Floorball targets SEA Games nod

Singapore's Ahmad Afzal Mohd Kassim (left, in red) and Mohd Hafeez Mohd Kassim (right) in action against Japan during the Asia-Pacific Floorball Championship in February 2010.

SINGAPORE - Singapore is pushing for floorball's inclusion as a medal sport when the 2015 SEA Games are held here, a move that - if successful - is set to bolster the Republic's medal hopes.

The team sport, a type of indoor hockey which Singapore teams have excelled on the Asian stage, is slated to be a demonstration sport at the Myanmar SEA Games in December.

Said Sani Mohd Salim, president of the Singapore Floorball Association (SFA): "We are planning for floorball to be competed at the 2015 SEA Games.

"But it depends how many other countries (are on board) and if their floorball associations are affiliated to their respective National Olympic Committees."

Host countries have the prerogative to decide on the biennial event's sports programme, although the SEA Games Charter stipulates that it must have a minimum of 22 sports.

Also, at least four National Olympic Committees must participate in a sport or event for it to be included in the programme.

As Category 1 sports, athletics and swimming are compulsory while a minimum of 14 Category 2 disciplines - such as badminton and table tennis - must be included.

No more than eight sports from Category 3 - which consists mostly of traditional sports like kempo - can be pencilled in.

Floorball has yet to be included into the SEA Games Charter's list of sports but is likely to earn Category 3 status after this year's edition in Naypyidaw.

Said Singapore National Olympic Council vice-president Tan Eng Liang: "The vast majority of the sports that Singapore is likely to recommend (for the 2015 Games) will be Olympic and Asian Games sports."
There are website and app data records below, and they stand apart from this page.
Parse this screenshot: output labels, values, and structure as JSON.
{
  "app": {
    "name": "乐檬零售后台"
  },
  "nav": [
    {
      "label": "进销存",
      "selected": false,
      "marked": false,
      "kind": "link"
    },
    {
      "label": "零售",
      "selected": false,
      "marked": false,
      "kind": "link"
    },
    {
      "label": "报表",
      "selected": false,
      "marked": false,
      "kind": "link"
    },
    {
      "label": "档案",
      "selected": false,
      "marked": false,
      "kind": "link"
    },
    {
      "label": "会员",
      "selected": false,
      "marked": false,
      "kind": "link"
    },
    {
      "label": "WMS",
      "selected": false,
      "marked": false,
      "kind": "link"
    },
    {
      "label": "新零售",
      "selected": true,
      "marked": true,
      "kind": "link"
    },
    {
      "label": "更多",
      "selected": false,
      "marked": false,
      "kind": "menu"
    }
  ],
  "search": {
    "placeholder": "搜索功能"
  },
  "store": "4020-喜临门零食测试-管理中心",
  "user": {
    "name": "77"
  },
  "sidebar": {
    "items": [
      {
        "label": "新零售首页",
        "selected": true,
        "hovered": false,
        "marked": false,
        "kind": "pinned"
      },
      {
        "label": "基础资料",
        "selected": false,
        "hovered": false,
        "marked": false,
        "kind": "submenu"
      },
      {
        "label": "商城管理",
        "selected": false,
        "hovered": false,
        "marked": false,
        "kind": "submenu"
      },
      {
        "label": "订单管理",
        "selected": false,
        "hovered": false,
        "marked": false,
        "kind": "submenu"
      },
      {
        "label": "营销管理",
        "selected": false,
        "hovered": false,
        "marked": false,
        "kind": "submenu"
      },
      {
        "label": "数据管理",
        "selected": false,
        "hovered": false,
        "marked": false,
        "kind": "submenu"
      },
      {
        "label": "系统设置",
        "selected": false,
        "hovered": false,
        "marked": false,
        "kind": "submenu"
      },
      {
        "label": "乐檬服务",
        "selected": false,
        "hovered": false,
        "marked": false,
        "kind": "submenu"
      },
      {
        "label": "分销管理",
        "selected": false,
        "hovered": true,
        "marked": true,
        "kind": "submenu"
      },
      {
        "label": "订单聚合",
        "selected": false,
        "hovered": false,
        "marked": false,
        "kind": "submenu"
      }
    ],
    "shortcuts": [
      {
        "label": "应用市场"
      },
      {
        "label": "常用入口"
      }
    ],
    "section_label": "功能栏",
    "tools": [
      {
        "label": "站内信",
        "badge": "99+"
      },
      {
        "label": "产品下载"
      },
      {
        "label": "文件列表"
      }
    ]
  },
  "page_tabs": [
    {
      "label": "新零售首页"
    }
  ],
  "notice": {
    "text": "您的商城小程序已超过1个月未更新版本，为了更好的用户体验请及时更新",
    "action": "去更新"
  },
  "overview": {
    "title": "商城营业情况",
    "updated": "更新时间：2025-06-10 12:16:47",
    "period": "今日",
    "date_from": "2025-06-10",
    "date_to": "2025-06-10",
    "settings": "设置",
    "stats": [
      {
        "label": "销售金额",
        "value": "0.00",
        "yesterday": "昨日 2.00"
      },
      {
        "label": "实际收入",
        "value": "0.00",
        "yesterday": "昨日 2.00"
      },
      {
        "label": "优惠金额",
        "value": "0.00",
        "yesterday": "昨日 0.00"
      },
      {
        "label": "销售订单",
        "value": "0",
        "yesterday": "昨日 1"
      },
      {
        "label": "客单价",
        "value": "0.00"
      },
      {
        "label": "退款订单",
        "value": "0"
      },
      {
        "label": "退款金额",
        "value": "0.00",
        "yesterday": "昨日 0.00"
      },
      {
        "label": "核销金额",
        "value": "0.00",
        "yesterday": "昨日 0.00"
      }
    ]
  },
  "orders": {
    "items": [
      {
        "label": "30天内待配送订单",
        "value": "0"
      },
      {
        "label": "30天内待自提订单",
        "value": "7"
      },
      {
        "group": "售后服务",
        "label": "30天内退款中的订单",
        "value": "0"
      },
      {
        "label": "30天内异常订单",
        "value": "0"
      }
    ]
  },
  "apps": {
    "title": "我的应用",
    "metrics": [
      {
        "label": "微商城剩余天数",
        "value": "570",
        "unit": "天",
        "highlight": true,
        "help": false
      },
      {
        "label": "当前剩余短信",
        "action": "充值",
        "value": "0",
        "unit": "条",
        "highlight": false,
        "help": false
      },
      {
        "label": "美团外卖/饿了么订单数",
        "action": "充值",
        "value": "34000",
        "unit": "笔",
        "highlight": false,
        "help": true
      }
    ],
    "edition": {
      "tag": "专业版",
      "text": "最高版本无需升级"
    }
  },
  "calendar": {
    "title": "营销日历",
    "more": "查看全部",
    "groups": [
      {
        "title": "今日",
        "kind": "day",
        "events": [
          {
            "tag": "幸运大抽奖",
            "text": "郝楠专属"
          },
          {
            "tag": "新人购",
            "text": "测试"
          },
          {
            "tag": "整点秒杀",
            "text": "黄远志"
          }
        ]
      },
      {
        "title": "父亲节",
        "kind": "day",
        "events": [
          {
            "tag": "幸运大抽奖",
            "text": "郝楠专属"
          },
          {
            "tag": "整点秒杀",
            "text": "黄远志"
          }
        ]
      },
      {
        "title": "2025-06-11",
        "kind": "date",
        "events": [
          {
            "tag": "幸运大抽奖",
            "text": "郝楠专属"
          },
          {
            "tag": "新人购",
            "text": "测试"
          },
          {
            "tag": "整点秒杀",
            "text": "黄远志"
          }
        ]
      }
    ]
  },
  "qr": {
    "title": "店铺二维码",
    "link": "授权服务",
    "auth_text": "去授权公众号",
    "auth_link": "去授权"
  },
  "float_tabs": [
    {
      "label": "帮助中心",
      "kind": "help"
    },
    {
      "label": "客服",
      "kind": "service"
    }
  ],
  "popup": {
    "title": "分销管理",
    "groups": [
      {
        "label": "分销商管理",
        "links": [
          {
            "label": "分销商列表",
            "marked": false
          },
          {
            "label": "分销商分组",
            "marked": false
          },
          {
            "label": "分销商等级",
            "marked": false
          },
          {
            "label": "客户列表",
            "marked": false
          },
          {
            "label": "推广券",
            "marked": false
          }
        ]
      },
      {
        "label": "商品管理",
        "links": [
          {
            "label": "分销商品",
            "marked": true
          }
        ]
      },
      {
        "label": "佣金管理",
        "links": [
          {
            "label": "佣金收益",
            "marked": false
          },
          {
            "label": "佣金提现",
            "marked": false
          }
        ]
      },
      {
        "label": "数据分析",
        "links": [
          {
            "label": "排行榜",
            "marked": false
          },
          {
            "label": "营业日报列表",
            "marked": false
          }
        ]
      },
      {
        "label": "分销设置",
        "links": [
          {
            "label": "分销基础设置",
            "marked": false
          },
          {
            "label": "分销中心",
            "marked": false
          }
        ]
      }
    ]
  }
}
There are already at least five countries in South-east Asia - Singapore, Malaysia, Thailand, Indonesia and the Philippines - active in floorball. Local coaches and officials are also planning to lend their expertise to Myanmar to help them start a team.

The sport, which originated in Europe, has gained a good local following in recent years, with about 15,000 active players.

The men's national team are Asia-Pacific champions while their women counterparts are fourth, behind Japan, Australia and South Korea.

Singapore Sports Council chief executive officer Lim Teck Yin, who is also the chairman of the Singapore South-east Asia Games Organising Committee (Singsoc), is also pushing for a shift away from traditional sports at the Singapore edition of the Games. But he noted it was important for the eventual programme to still fall within the SEA Games Charter.

"There has been some concern expressed by member nations that the SEA Games needs to be more disciplined in looking at sports within the Charter and that's first and foremost in our approach," said Lim, on the sidelines of a memorandum of understanding signing ceremony between Singsoc and the Singapore Institution of Safety Officers (Siso).

"We are looking at between 35 and 40 sports - sports that have appeal to the spectators, a following, those that we know Singapore and spectators will be interested in." But while Singsoc will have some time to confirm the sporting programme, it is moving swiftly to ensure that the Games will be run smoothly.

The committee will work with Siso to oversee the Games' development and implementation of risk management plans.

Some of the safety aspects they will review include the Games' infrastructure, event programming and haze management, which has come under the spotlight in the last few weeks.

Said Lim: "We cannot take safety and well-being for granted. We have an obligation to ensure we provide a safe and enjoyable experience for everyone."